## Task instructions
The answer must be the full listing, restated word for word.

## Exercise data
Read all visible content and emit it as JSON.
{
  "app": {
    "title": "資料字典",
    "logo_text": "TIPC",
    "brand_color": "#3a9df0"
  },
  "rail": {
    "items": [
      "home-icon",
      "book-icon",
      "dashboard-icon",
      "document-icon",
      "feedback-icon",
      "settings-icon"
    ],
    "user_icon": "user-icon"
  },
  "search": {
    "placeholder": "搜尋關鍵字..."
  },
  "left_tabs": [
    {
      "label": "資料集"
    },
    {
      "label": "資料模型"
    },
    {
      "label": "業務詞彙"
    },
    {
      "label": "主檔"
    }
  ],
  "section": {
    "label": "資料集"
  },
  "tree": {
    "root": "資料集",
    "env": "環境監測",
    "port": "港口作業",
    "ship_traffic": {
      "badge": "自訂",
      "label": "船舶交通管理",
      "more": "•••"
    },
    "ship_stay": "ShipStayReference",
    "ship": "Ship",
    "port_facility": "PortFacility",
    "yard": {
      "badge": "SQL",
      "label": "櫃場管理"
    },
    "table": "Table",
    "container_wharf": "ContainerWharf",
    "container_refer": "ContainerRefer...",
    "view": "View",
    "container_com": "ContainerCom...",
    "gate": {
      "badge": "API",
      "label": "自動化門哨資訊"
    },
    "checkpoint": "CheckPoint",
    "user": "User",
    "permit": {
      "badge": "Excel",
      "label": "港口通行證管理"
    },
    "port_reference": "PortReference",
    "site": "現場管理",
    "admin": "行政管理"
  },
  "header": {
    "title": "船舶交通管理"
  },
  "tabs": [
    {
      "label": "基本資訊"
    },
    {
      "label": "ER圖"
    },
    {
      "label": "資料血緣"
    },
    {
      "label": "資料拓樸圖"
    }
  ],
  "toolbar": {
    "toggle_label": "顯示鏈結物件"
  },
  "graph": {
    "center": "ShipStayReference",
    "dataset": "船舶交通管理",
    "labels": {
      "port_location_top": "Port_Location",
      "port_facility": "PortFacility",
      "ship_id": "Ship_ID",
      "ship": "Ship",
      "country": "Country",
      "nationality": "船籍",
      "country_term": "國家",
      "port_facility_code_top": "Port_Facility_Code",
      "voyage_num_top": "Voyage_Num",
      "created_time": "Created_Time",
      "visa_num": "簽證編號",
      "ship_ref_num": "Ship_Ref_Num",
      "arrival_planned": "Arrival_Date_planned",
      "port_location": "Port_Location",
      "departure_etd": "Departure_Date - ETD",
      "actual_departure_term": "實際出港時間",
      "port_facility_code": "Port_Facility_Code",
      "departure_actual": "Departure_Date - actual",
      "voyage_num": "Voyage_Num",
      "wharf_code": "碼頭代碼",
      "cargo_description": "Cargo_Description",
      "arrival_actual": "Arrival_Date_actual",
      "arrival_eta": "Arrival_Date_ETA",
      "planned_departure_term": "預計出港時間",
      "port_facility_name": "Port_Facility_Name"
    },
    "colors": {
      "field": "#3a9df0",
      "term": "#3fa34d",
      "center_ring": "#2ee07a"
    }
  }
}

## Task solution
Read all visible content and emit it as JSON.
{
  "app": {
    "title": "資料字典",
    "logo_text": "TIPC",
    "brand_color": "#3a9df0"
  },
  "rail": {
    "items": [
      "home-icon",
      "book-icon",
      "dashboard-icon",
      "document-icon",
      "feedback-icon",
      "settings-icon"
    ],
    "user_icon": "user-icon"
  },
  "search": {
    "placeholder": "搜尋關鍵字..."
  },
  "left_tabs": [
    {
      "label": "資料集"
    },
    {
      "label": "資料模型"
    },
    {
      "label": "業務詞彙"
    },
    {
      "label": "主檔"
    }
  ],
  "section": {
    "label": "資料集"
  },
  "tree": {
    "root": "資料集",
    "env": "環境監測",
    "port": "港口作業",
    "ship_traffic": {
      "badge": "自訂",
      "label": "船舶交通管理",
      "more": "•••"
    },
    "ship_stay": "ShipStayReference",
    "ship": "Ship",
    "port_facility": "PortFacility",
    "yard": {
      "badge": "SQL",
      "label": "櫃場管理"
    },
    "table": "Table",
    "container_wharf": "ContainerWharf",
    "container_refer": "ContainerRefer...",
    "view": "View",
    "container_com": "ContainerCom...",
    "gate": {
      "badge": "API",
      "label": "自動化門哨資訊"
    },
    "checkpoint": "CheckPoint",
    "user": "User",
    "permit": {
      "badge": "Excel",
      "label": "港口通行證管理"
    },
    "port_reference": "PortReference",
    "site": "現場管理",
    "admin": "行政管理"
  },
  "header": {
    "title": "船舶交通管理"
  },
  "tabs": [
    {
      "label": "基本資訊"
    },
    {
      "label": "ER圖"
    },
    {
      "label": "資料血緣"
    },
    {
      "label": "資料拓樸圖"
    }
  ],
  "toolbar": {
    "toggle_label": "顯示鏈結物件"
  },
  "graph": {
    "center": "ShipStayReference",
    "dataset": "船舶交通管理",
    "labels": {
      "port_location_top": "Port_Location",
      "port_facility": "PortFacility",
      "ship_id": "Ship_ID",
      "ship": "Ship",
      "country": "Country",
      "nationality": "船籍",
      "country_term": "國家",
      "port_facility_code_top": "Port_Facility_Code",
      "voyage_num_top": "Voyage_Num",
      "created_time": "Created_Time",
      "visa_num": "簽證編號",
      "ship_ref_num": "Ship_Ref_Num",
      "arrival_planned": "Arrival_Date_planned",
      "port_location": "Port_Location",
      "departure_etd": "Departure_Date - ETD",
      "actual_departure_term": "實際出港時間",
      "port_facility_code": "Port_Facility_Code",
      "departure_actual": "Departure_Date - actual",
      "voyage_num": "Voyage_Num",
      "wharf_code": "碼頭代碼",
      "cargo_description": "Cargo_Description",
      "arrival_actual": "Arrival_Date_actual",
      "arrival_eta": "Arrival_Date_ETA",
      "planned_departure_term": "預計出港時間",
      "port_facility_name": "Port_Facility_Name"
    },
    "colors": {
      "field": "#3a9df0",
      "term": "#3fa34d",
      "center_ring": "#2ee07a"
    }
  }
}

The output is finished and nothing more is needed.